#### [Task goal]
In how many lines of the entries below does "общество" appear? Give only the number.

----- Input

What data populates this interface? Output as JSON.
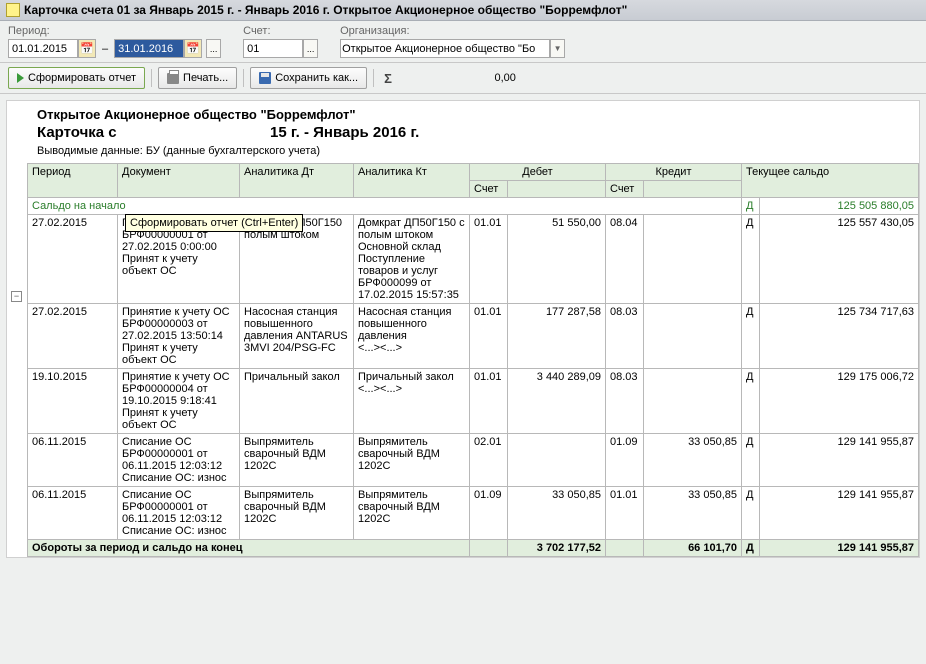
{
  "window": {
    "title": "Карточка счета 01 за Январь 2015 г. - Январь 2016 г. Открытое Акционерное общество \"Борремфлот\""
  },
  "filters": {
    "period_label": "Период:",
    "date_from": "01.01.2015",
    "date_to": "31.01.2016",
    "dash": "–",
    "account_label": "Счет:",
    "account": "01",
    "org_label": "Организация:",
    "org_value": "Открытое Акционерное общество \"Бо"
  },
  "toolbar": {
    "form_report": "Сформировать отчет",
    "print": "Печать...",
    "save_as": "Сохранить как...",
    "total": "0,00"
  },
  "tooltip": "Сформировать отчет (Ctrl+Enter)",
  "report": {
    "org": "Открытое Акционерное общество \"Борремфлот\"",
    "title_partial_left": "Карточка с",
    "title_partial_right": "15 г. - Январь 2016 г.",
    "subtitle": "Выводимые данные:   БУ (данные бухгалтерского учета)"
  },
  "headers": {
    "period": "Период",
    "document": "Документ",
    "an_dt": "Аналитика Дт",
    "an_kt": "Аналитика Кт",
    "debit": "Дебет",
    "credit": "Кредит",
    "balance": "Текущее сальдо",
    "acct": "Счет"
  },
  "start_balance": {
    "label": "Сальдо на начало",
    "dk": "Д",
    "amount": "125 505 880,05"
  },
  "rows": [
    {
      "period": "27.02.2015",
      "doc": "Принятие к учету ОС БРФ00000001 от 27.02.2015 0:00:00\nПринят к учету объект ОС",
      "an_dt": "Домкрат ДП50Г150 полым штоком",
      "an_kt": "Домкрат ДП50Г150 с полым штоком\nОсновной склад\nПоступление товаров и услуг БРФ000099 от 17.02.2015 15:57:35",
      "d_acct": "01.01",
      "d_amt": "51 550,00",
      "c_acct": "08.04",
      "c_amt": "",
      "dk": "Д",
      "bal": "125 557 430,05"
    },
    {
      "period": "27.02.2015",
      "doc": "Принятие к учету ОС БРФ00000003 от 27.02.2015 13:50:14\nПринят к учету объект ОС",
      "an_dt": "Насосная станция повышенного давления ANTARUS 3MVI 204/PSG-FC",
      "an_kt": "Насосная станция повышенного давления\n<...><...>",
      "d_acct": "01.01",
      "d_amt": "177 287,58",
      "c_acct": "08.03",
      "c_amt": "",
      "dk": "Д",
      "bal": "125 734 717,63"
    },
    {
      "period": "19.10.2015",
      "doc": "Принятие к учету ОС БРФ00000004 от 19.10.2015 9:18:41\nПринят к учету объект ОС",
      "an_dt": "Причальный закол",
      "an_kt": "Причальный закол\n<...><...>",
      "d_acct": "01.01",
      "d_amt": "3 440 289,09",
      "c_acct": "08.03",
      "c_amt": "",
      "dk": "Д",
      "bal": "129 175 006,72"
    },
    {
      "period": "06.11.2015",
      "doc": "Списание ОС БРФ00000001 от 06.11.2015 12:03:12\nСписание ОС: износ",
      "an_dt": "Выпрямитель сварочный ВДМ 1202С",
      "an_kt": "Выпрямитель сварочный ВДМ 1202С",
      "d_acct": "02.01",
      "d_amt": "",
      "c_acct": "01.09",
      "c_amt": "33 050,85",
      "dk": "Д",
      "bal": "129 141 955,87"
    },
    {
      "period": "06.11.2015",
      "doc": "Списание ОС БРФ00000001 от 06.11.2015 12:03:12\nСписание ОС: износ",
      "an_dt": "Выпрямитель сварочный ВДМ 1202С",
      "an_kt": "Выпрямитель сварочный ВДМ 1202С",
      "d_acct": "01.09",
      "d_amt": "33 050,85",
      "c_acct": "01.01",
      "c_amt": "33 050,85",
      "dk": "Д",
      "bal": "129 141 955,87"
    }
  ],
  "totals": {
    "label": "Обороты за период и сальдо на конец",
    "d_total": "3 702 177,52",
    "c_total": "66 101,70",
    "dk": "Д",
    "bal": "129 141 955,87"
  }
}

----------

#### [Completed task]
3